MyScienceWork, a scientific platform in open access – Paris Innovation Review

“The MyScienceWork scientific platform was launched in 2012 by Virginie Simon and Tristan Davaille with the aim of making scientific knowledge accessible to the largest possible public. A part of the open access movement, it now provides access to 70 million multidisciplinary scientific articles and 12 million patents. The main activity of this start-up, which has offices in Paris, Luxembourg and San Francisco, consists of the analysis of scientific data, which it undertakes both for educational and research institutions and for businesses….”

Research: Sci-Hub provides access to nearly all scholarly literature | eLife | Daniel Scott Himmelstein et al.

“Abstract: The website Sci-Hub enables users to download PDF versions of scholarly articles, including many articles that are paywalled at their journal’s site.
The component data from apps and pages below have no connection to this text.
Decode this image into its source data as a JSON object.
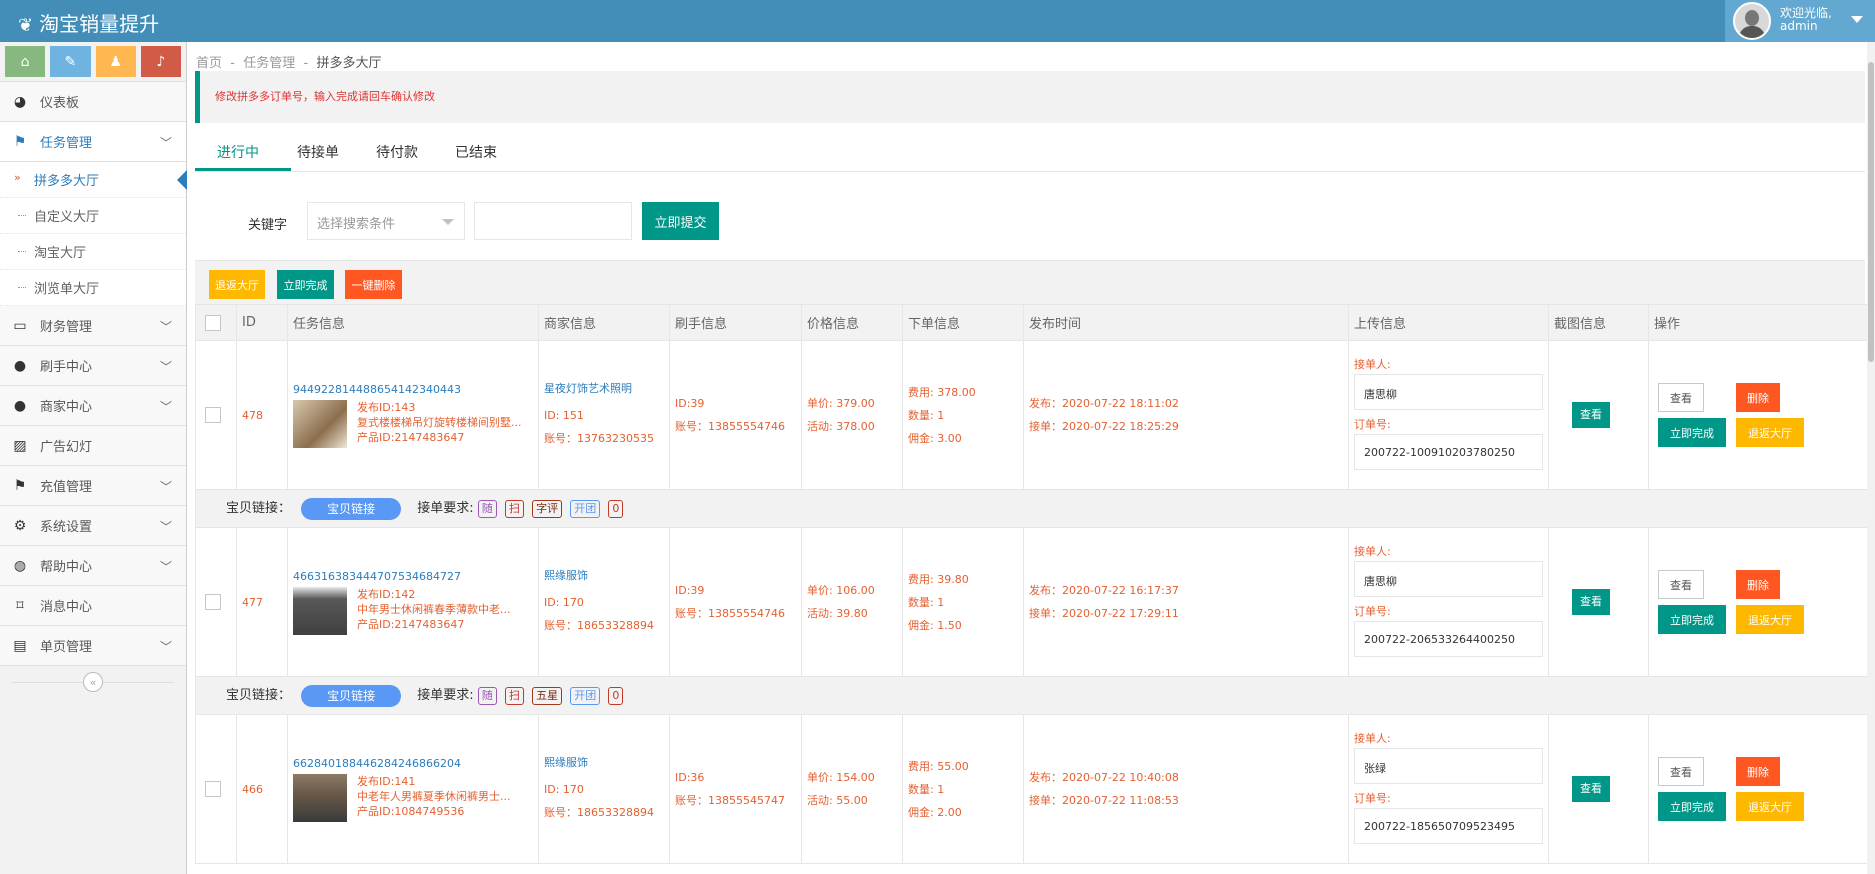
{
  "app": {
    "title": "淘宝销量提升",
    "welcome": "欢迎光临,",
    "user": "admin"
  },
  "sidebar": {
    "shortcuts": [
      {
        "icon": "home-icon",
        "color": "#87b87f"
      },
      {
        "icon": "pencil-icon",
        "color": "#6fb3e0"
      },
      {
        "icon": "users-icon",
        "color": "#ffb752"
      },
      {
        "icon": "bell-icon",
        "color": "#d15b47"
      }
    ],
    "items": [
      {
        "label": "仪表板",
        "icon": "dashboard-icon"
      },
      {
        "label": "任务管理",
        "icon": "flag-icon",
        "sub": [
          "拼多多大厅",
          "自定义大厅",
          "淘宝大厅",
          "浏览单大厅"
        ]
      },
      {
        "label": "财务管理",
        "icon": "inbox-icon"
      },
      {
        "label": "刷手中心",
        "icon": "user-icon"
      },
      {
        "label": "商家中心",
        "icon": "user-icon"
      },
      {
        "label": "广告幻灯",
        "icon": "picture-icon"
      },
      {
        "label": "充值管理",
        "icon": "flag-icon"
      },
      {
        "label": "系统设置",
        "icon": "gear-icon"
      },
      {
        "label": "帮助中心",
        "icon": "globe-icon"
      },
      {
        "label": "消息中心",
        "icon": "bookmark-icon"
      },
      {
        "label": "单页管理",
        "icon": "book-icon"
      }
    ]
  },
  "breadcrumb": [
    "首页",
    "任务管理",
    "拼多多大厅"
  ],
  "alert": "修改拼多多订单号，输入完成请回车确认修改",
  "tabs": [
    "进行中",
    "待接单",
    "待付款",
    "已结束"
  ],
  "search": {
    "label": "关键字",
    "select_placeholder": "选择搜索条件",
    "submit": "立即提交"
  },
  "actions": {
    "back": "退返大厅",
    "complete": "立即完成",
    "delete": "一键删除"
  },
  "table": {
    "headers": [
      "ID",
      "任务信息",
      "商家信息",
      "刷手信息",
      "价格信息",
      "下单信息",
      "发布时间",
      "上传信息",
      "截图信息",
      "操作"
    ],
    "rows": [
      {
        "id": "478",
        "task_no": "9449228144886541423404 43",
        "task_no_full": "944922814488654142340443",
        "pub_id": "发布ID:143",
        "title": "复式楼楼梯吊灯旋转楼梯间别墅...",
        "prod_id": "产品ID:2147483647",
        "merchant": "星夜灯饰艺术照明",
        "m_id": "ID: 151",
        "m_acct": "账号：13763230535",
        "worker_id": "ID:39",
        "worker_acct": "账号：13855554746",
        "price": "单价: 379.00",
        "activity": "活动: 378.00",
        "fee": "费用: 378.00",
        "qty": "数量: 1",
        "commission": "佣金: 3.00",
        "published": "发布：2020-07-22 18:11:02",
        "accepted": "接单：2020-07-22 18:25:29",
        "receiver_label": "接单人:",
        "receiver": "唐思柳",
        "order_label": "订单号:",
        "order_no": "200722-100910203780250",
        "view": "查看",
        "op_view": "查看",
        "op_delete": "删除",
        "op_complete": "立即完成",
        "op_back": "退返大厅",
        "link_label": "宝贝链接：",
        "link_btn": "宝贝链接",
        "req_label": "接单要求:",
        "tags": [
          "随",
          "扫",
          "字评",
          "开团",
          "0"
        ]
      },
      {
        "id": "477",
        "task_no_full": "466316383444707534684727",
        "pub_id": "发布ID:142",
        "title": "中年男士休闲裤春季薄款中老...",
        "prod_id": "产品ID:2147483647",
        "merchant": "熙缘服饰",
        "m_id": "ID: 170",
        "m_acct": "账号：18653328894",
        "worker_id": "ID:39",
        "worker_acct": "账号：13855554746",
        "price": "单价: 106.00",
        "activity": "活动: 39.80",
        "fee": "费用: 39.80",
        "qty": "数量: 1",
        "commission": "佣金: 1.50",
        "published": "发布：2020-07-22 16:17:37",
        "accepted": "接单：2020-07-22 17:29:11",
        "receiver_label": "接单人:",
        "receiver": "唐思柳",
        "order_label": "订单号:",
        "order_no": "200722-206533264400250",
        "view": "查看",
        "op_view": "查看",
        "op_delete": "删除",
        "op_complete": "立即完成",
        "op_back": "退返大厅",
        "link_label": "宝贝链接：",
        "link_btn": "宝贝链接",
        "req_label": "接单要求:",
        "tags": [
          "随",
          "扫",
          "五星",
          "开团",
          "0"
        ]
      },
      {
        "id": "466",
        "task_no_full": "662840188446284246866204",
        "pub_id": "发布ID:141",
        "title": "中老年人男裤夏季休闲裤男士...",
        "prod_id": "产品ID:1084749536",
        "merchant": "熙缘服饰",
        "m_id": "ID: 170",
        "m_acct": "账号：18653328894",
        "worker_id": "ID:36",
        "worker_acct": "账号：13855545747",
        "price": "单价: 154.00",
        "activity": "活动: 55.00",
        "fee": "费用: 55.00",
        "qty": "数量: 1",
        "commission": "佣金: 2.00",
        "published": "发布：2020-07-22 10:40:08",
        "accepted": "接单：2020-07-22 11:08:53",
        "receiver_label": "接单人:",
        "receiver": "张绿",
        "order_label": "订单号:",
        "order_no": "200722-185650709523495",
        "view": "查看",
        "op_view": "查看",
        "op_delete": "删除",
        "op_complete": "立即完成",
        "op_back": "退返大厅"
      }
    ]
  },
  "colors": {
    "topbar": "#438eb9",
    "accent_green": "#009688",
    "accent_orange": "#ffb800",
    "accent_red": "#ff5722",
    "link_blue": "#2b7dbc",
    "value_orange": "#e56030"
  }
}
Sci-Hub has grown rapidly since its creation in 2011, but the extent of its coverage was unclear. Here we report that, as of March 2017, Sci-Hub’s database contains 68.9% of the 81.6 million scholarly articles registered with Crossref and 85.1% of articles published in toll access journals. We find that coverage varies by discipline and publisher, and that Sci-Hub preferentially covers popular, paywalled content. For toll access articles, we find that Sci-Hub provides greater coverage than the University of Pennsylvania, a major research university in the United States. Green open access to toll access articles via licit services, on the other hand, remains quite limited. Our interactive browser at https://greenelab.github.io/scihub allows users to explore these findings in more detail. For the first time, nearly all scholarly literature is available gratis to anyone with an Internet connection, suggesting the toll access business model may become unsustainable.”